3) As to RFPs Nos. 7, 8, 13, 20, and 21, Expedia shall prepare new responses. Those responses shall state with particularity its objections to the request and reveal, with reasonable specificity, the extent to which Expedia is withholding responsive documents based on those objections.
4) As to RFP No. 9, Expedia shall either produce organizational charts identifying the five persons that Mr. Weidenhamer identified in the joint motion or it shall declare that it has no organizational charts as to one or more of those persons.
The court declines to award sanctions at this time in part because no party requested them, and in part because Mr. Weidenhamer's approach to resolving these discovery disputes leaves much to be desired. The parties should expect sanctions if future motions reflect the same approach they took in this motion. The court has already explained that it will award monetary sanctions if Expedia continues to rely on its "General Objections" or anything resembling them.
C. Mr. Weidenhamer's Motion to Extend the Class Certification Deadline
The sole basis for Mr. Weidenhamer's request for a 90-day delay in filing his class certification motion is that Expedia's discovery responses were inadequate. The court largely disagrees. Although Expedia's initial responses were inadequate, Mr. Weidenhamer has failed, except in a few instances, to convince the court that they were inadequate by the time he filed his motion to compel. Putting that aside, Mr. Weidenhamer has not explained why Expedia's inadequate responses will limit his ability to move for class certification.
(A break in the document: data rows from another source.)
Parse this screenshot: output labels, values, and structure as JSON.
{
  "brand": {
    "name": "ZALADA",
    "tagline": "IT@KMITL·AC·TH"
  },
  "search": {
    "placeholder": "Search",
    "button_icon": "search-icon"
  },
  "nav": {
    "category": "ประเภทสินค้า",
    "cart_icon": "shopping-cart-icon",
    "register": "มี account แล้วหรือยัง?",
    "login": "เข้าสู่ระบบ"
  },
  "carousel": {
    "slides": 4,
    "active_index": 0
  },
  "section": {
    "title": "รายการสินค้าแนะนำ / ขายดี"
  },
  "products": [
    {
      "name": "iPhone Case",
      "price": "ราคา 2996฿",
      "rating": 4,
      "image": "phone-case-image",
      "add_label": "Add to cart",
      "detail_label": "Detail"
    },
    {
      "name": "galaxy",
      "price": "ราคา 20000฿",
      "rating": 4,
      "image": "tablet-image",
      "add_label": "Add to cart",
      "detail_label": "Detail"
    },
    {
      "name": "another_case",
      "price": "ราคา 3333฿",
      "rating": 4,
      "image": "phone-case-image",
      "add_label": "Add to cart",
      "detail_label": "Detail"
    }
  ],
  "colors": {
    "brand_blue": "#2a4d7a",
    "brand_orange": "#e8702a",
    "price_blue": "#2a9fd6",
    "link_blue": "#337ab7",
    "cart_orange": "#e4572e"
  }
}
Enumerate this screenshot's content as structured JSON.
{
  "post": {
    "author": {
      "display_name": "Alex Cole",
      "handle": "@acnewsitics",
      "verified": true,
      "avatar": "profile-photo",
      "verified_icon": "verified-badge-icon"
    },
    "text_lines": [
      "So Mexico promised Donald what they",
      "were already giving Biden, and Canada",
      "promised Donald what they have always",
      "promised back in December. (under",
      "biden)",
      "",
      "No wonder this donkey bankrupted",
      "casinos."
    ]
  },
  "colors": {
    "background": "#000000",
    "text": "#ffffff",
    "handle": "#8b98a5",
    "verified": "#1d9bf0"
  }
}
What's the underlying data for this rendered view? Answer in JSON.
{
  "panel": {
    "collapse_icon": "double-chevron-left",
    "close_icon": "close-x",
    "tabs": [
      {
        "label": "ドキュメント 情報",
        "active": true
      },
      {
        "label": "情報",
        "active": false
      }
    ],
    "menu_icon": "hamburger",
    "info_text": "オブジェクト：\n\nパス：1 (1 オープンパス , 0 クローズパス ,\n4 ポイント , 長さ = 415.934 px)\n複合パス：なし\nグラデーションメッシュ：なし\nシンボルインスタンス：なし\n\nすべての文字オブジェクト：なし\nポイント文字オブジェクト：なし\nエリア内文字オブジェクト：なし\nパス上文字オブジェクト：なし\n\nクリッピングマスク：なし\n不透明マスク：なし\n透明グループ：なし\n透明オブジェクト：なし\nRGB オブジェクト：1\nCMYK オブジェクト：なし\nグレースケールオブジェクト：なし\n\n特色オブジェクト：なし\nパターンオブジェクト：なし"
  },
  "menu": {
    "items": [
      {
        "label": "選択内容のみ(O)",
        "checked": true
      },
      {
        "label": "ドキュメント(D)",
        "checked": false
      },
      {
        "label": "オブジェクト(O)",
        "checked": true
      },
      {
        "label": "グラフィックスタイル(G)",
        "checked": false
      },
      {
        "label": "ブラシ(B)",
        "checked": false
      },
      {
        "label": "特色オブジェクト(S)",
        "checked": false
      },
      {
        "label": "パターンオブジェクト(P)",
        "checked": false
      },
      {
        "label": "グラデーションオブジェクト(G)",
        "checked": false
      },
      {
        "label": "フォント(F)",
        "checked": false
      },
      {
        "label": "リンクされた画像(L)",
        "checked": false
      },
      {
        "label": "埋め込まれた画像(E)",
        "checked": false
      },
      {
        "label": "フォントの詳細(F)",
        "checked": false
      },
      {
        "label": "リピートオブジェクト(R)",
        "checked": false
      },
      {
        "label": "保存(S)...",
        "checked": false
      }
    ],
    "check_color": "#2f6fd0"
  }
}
Whatever deficiencies remain in Expedia's responses, the court has no basis to conclude that those deficiencies will limit Mr. Weidenhamer as he attempts to certify a class.
For the reasons stated above, the court DENIES Defendants' motion to dismiss (Dkt. # 11), DENIES Plaintiff's motion to continue the class certification deadline (Dkt. # 19), and GRANTS in part and DENIES in part Plaintiff's motion to compel (Dkt. # 23).